EXERCISE: Print the data below again in full, exactly as it stands, with no images.

RECORDS FOR THIS EXERCISE:

______

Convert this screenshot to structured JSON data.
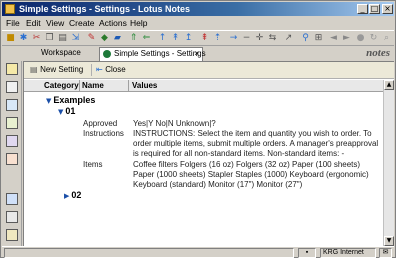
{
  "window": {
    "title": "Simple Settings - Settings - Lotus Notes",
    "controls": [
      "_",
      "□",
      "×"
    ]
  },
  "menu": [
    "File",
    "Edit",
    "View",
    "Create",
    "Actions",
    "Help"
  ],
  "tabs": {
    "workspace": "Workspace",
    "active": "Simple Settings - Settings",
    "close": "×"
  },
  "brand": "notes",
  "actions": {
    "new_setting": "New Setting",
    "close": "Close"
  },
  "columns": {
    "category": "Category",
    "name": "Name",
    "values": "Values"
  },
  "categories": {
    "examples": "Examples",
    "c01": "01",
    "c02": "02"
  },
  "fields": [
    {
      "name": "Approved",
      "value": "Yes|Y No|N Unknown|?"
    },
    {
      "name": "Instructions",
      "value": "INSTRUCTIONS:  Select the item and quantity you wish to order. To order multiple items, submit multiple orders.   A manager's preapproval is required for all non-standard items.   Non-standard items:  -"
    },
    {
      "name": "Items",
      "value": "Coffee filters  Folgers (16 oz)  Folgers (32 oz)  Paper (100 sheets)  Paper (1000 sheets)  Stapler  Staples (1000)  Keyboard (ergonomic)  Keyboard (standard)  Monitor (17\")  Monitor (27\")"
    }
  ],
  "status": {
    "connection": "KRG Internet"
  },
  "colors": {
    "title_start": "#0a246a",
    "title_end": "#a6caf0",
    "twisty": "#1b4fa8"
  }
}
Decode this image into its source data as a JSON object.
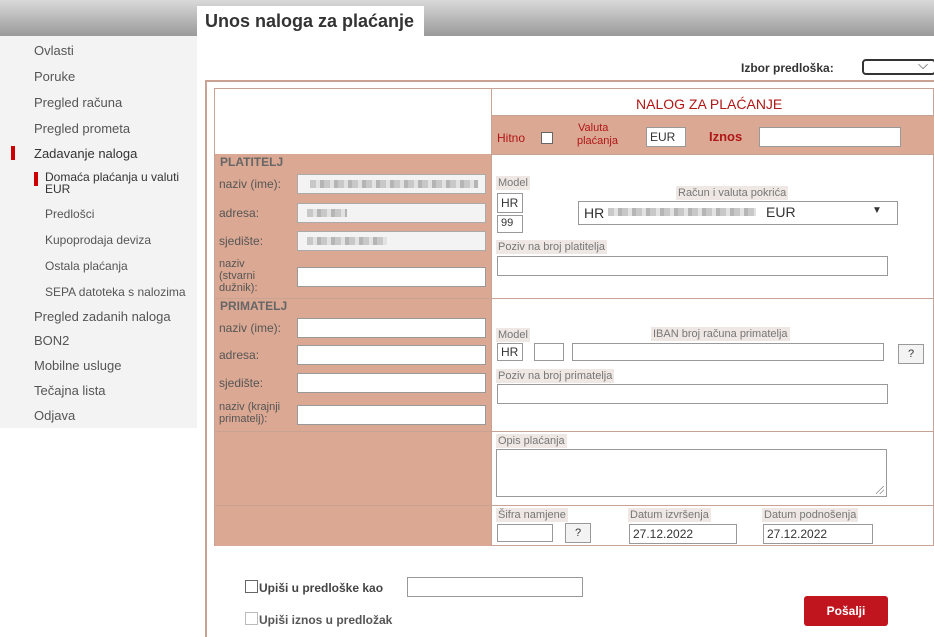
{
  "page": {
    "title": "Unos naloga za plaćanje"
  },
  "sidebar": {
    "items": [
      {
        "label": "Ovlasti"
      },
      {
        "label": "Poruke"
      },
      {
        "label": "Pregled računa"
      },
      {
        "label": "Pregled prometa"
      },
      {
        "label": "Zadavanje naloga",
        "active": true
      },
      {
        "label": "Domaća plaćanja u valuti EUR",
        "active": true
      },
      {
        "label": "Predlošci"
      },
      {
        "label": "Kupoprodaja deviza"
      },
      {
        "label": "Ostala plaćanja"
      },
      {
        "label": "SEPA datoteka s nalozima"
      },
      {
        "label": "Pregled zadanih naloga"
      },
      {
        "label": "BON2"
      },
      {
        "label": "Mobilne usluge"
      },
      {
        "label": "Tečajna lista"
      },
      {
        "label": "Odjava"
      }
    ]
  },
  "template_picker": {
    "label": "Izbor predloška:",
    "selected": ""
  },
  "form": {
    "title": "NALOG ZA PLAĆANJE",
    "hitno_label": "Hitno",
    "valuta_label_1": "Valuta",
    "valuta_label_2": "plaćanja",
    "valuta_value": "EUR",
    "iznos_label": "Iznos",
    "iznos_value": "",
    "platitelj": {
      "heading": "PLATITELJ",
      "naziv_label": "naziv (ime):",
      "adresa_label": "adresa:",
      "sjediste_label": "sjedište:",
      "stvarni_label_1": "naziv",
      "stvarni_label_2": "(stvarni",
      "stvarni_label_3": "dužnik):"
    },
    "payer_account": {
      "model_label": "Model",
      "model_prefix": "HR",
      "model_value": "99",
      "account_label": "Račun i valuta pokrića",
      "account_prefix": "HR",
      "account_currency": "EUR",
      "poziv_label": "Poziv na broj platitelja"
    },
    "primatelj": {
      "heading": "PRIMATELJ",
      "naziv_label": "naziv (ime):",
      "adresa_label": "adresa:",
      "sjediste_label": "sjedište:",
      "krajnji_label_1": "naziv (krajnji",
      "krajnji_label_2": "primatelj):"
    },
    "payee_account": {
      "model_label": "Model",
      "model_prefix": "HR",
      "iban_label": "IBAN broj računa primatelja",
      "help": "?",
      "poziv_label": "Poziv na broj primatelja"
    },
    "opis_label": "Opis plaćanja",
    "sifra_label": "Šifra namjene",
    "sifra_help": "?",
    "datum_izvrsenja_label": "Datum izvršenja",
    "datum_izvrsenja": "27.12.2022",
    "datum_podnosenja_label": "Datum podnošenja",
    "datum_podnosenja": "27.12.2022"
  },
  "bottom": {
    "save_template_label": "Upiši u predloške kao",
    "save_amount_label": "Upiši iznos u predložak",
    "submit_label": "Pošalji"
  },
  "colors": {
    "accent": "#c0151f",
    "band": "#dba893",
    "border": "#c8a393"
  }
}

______

WORKED SOLUTION:
Convert this screenshot to structured JSON data.
{
  "window": {
    "title": "Simple Settings - Settings - Lotus Notes",
    "controls": [
      "_",
      "□",
      "×"
    ]
  },
  "menu": [
    "File",
    "Edit",
    "View",
    "Create",
    "Actions",
    "Help"
  ],
  "tabs": {
    "workspace": "Workspace",
    "active": "Simple Settings - Settings",
    "close": "×"
  },
  "brand": "notes",
  "actions": {
    "new_setting": "New Setting",
    "close": "Close"
  },
  "columns": {
    "category": "Category",
    "name": "Name",
    "values": "Values"
  },
  "categories": {
    "examples": "Examples",
    "c01": "01",
    "c02": "02"
  },
  "fields": [
    {
      "name": "Approved",
      "value": "Yes|Y No|N Unknown|?"
    },
    {
      "name": "Instructions",
      "value": "INSTRUCTIONS:  Select the item and quantity you wish to order. To order multiple items, submit multiple orders.   A manager's preapproval is required for all non-standard items.   Non-standard items:  -"
    },
    {
      "name": "Items",
      "value": "Coffee filters  Folgers (16 oz)  Folgers (32 oz)  Paper (100 sheets)  Paper (1000 sheets)  Stapler  Staples (1000)  Keyboard (ergonomic)  Keyboard (standard)  Monitor (17\")  Monitor (27\")"
    }
  ],
  "status": {
    "connection": "KRG Internet"
  },
  "colors": {
    "title_start": "#0a246a",
    "title_end": "#a6caf0",
    "twisty": "#1b4fa8"
  }
}
Decode this image into its source data as a JSON object.
{
  "page": {
    "title": "Unos naloga za plaćanje"
  },
  "sidebar": {
    "items": [
      {
        "label": "Ovlasti"
      },
      {
        "label": "Poruke"
      },
      {
        "label": "Pregled računa"
      },
      {
        "label": "Pregled prometa"
      },
      {
        "label": "Zadavanje naloga",
        "active": true
      },
      {
        "label": "Domaća plaćanja u valuti EUR",
        "active": true
      },
      {
        "label": "Predlošci"
      },
      {
        "label": "Kupoprodaja deviza"
      },
      {
        "label": "Ostala plaćanja"
      },
      {
        "label": "SEPA datoteka s nalozima"
      },
      {
        "label": "Pregled zadanih naloga"
      },
      {
        "label": "BON2"
      },
      {
        "label": "Mobilne usluge"
      },
      {
        "label": "Tečajna lista"
      },
      {
        "label": "Odjava"
      }
    ]
  },
  "template_picker": {
    "label": "Izbor predloška:",
    "selected": ""
  },
  "form": {
    "title": "NALOG ZA PLAĆANJE",
    "hitno_label": "Hitno",
    "valuta_label_1": "Valuta",
    "valuta_label_2": "plaćanja",
    "valuta_value": "EUR",
    "iznos_label": "Iznos",
    "iznos_value": "",
    "platitelj": {
      "heading": "PLATITELJ",
      "naziv_label": "naziv (ime):",
      "adresa_label": "adresa:",
      "sjediste_label": "sjedište:",
      "stvarni_label_1": "naziv",
      "stvarni_label_2": "(stvarni",
      "stvarni_label_3": "dužnik):"
    },
    "payer_account": {
      "model_label": "Model",
      "model_prefix": "HR",
      "model_value": "99",
      "account_label": "Račun i valuta pokrića",
      "account_prefix": "HR",
      "account_currency": "EUR",
      "poziv_label": "Poziv na broj platitelja"
    },
    "primatelj": {
      "heading": "PRIMATELJ",
      "naziv_label": "naziv (ime):",
      "adresa_label": "adresa:",
      "sjediste_label": "sjedište:",
      "krajnji_label_1": "naziv (krajnji",
      "krajnji_label_2": "primatelj):"
    },
    "payee_account": {
      "model_label": "Model",
      "model_prefix": "HR",
      "iban_label": "IBAN broj računa primatelja",
      "help": "?",
      "poziv_label": "Poziv na broj primatelja"
    },
    "opis_label": "Opis plaćanja",
    "sifra_label": "Šifra namjene",
    "sifra_help": "?",
    "datum_izvrsenja_label": "Datum izvršenja",
    "datum_izvrsenja": "27.12.2022",
    "datum_podnosenja_label": "Datum podnošenja",
    "datum_podnosenja": "27.12.2022"
  },
  "bottom": {
    "save_template_label": "Upiši u predloške kao",
    "save_amount_label": "Upiši iznos u predložak",
    "submit_label": "Pošalji"
  },
  "colors": {
    "accent": "#c0151f",
    "band": "#dba893",
    "border": "#c8a393"
  }
}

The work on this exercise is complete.